In a letter sent to the President of the European Commission, Ursula Von de Leyn, Humanists International’s Director of Advocacy, Elizabeth O’Casey, expressed concerns about the opaque manner in which the appointment is currently being made. The first that was heard about the Commission’s unexpected decision to renew the mandate was via a tweet by Vice President Margaritis Schinas in July.
O’Casey also urged the Commission to only appoint a candidate who has a proven record in human rights, overall.
“The reason for particular concern in the case of a FoRB Envoy is that, unfortunately, freedom of religion or belief has too often been instrumentalised and distorted by some to undermine and hamper others’ fundamental rights, particularly the right to equality and non-discrimination of women and LGBTI people. This phenomenon was highlighted in detail and at length in the last report of the UN Special Rapporteur on Freedom of Religion or Belief.”

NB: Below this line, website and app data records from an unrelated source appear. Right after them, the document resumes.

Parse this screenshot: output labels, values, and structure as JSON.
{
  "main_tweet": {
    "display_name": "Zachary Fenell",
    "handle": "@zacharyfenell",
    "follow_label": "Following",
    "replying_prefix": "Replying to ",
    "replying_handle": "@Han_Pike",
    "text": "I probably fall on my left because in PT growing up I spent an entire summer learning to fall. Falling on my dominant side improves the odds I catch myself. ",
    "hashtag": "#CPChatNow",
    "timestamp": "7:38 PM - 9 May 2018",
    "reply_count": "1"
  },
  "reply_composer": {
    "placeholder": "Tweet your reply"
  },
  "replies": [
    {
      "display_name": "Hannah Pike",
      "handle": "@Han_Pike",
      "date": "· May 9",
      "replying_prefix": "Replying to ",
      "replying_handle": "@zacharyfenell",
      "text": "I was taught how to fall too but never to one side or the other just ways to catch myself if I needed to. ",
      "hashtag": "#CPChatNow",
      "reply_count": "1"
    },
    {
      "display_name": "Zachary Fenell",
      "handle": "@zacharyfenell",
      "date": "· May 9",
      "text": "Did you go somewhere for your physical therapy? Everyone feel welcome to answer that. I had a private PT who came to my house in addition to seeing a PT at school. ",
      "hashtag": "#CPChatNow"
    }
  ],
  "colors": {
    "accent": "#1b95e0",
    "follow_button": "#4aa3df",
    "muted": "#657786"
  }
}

Over the past year until now, the mandate for FoRB has been situated within the responsibility of the EU Special Representative for Human Rights, Eammon Gilmore.

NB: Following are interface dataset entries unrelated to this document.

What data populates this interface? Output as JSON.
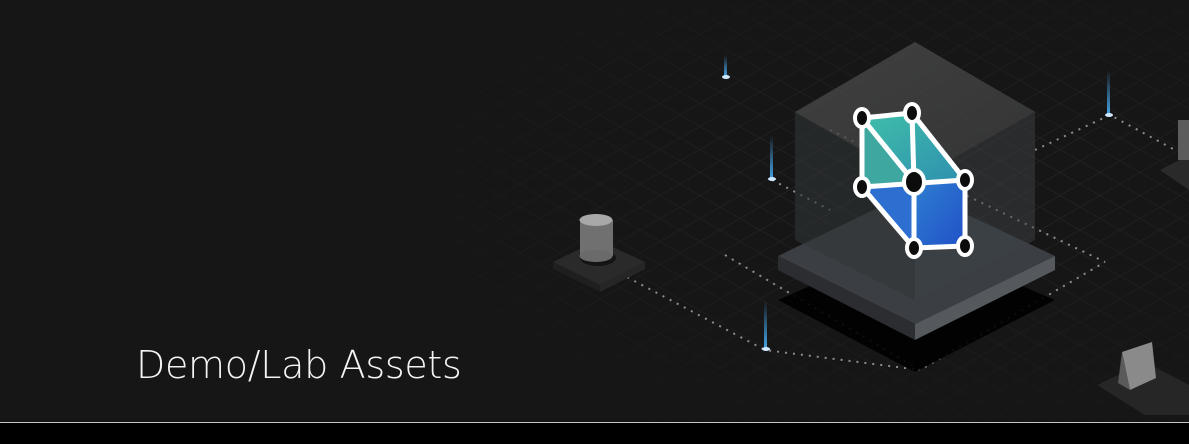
{
  "hero": {
    "title": "Demo/Lab Assets",
    "illustration": "isometric-platform-with-3d-network-icon",
    "colors": {
      "background": "#161616",
      "title": "#f4f4f4",
      "accent_teal": "#3ea7a0",
      "accent_blue": "#2a63d6",
      "beam": "#4ab3ff"
    }
  }
}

The letter observes, “The EU Special Representative for Human Rights successfully oversees the effectiveness and visibility of the EU’s human rights policy, and in so doing treats all rights as indivisible, interdependent and interrelated. We argue that creating a separate mandate solely for the protection of FoRB – and a mandate which had been inexplicably situated in the Directorate-General for International Cooperation and Development (DG DEVCO) – runs the risk of an unnecessary siloing of the right from others and discouraging it to be treated in an inclusive and intersectional manner.”
“Whilst we fully concur with the fundamental importance of the right to freedom of religion or belief – and focus a lot of our work in promoting it – we believe that its protection and promotion, as with any right, should take place within the overarching framework for human rights as defined by the EU Charter of fundamental rights.”
The European Ombudsman recently published a decision echoing a number of our concerns. Notably, the Ombudsman urged the Commission “to give clearer guidance to future Special Envoys about the need to take into account the full range of human rights when making statements and interacting with stakeholders.”
In a letter of reply, sent on behalf of Vice-President Schinas, the European Commission said it had “taken note” of the concerns set out in the letter and that it was “currently in the process of examining all potential candidates” and that the “aim is to select in full transparency the most suitable person for this important position.”
Subsequently, just under 50 Members of the European Parliament also expressed their concern about the mandate of the EU Special Envoy on Freedom of Religion or Belief and how the position has been used in the past.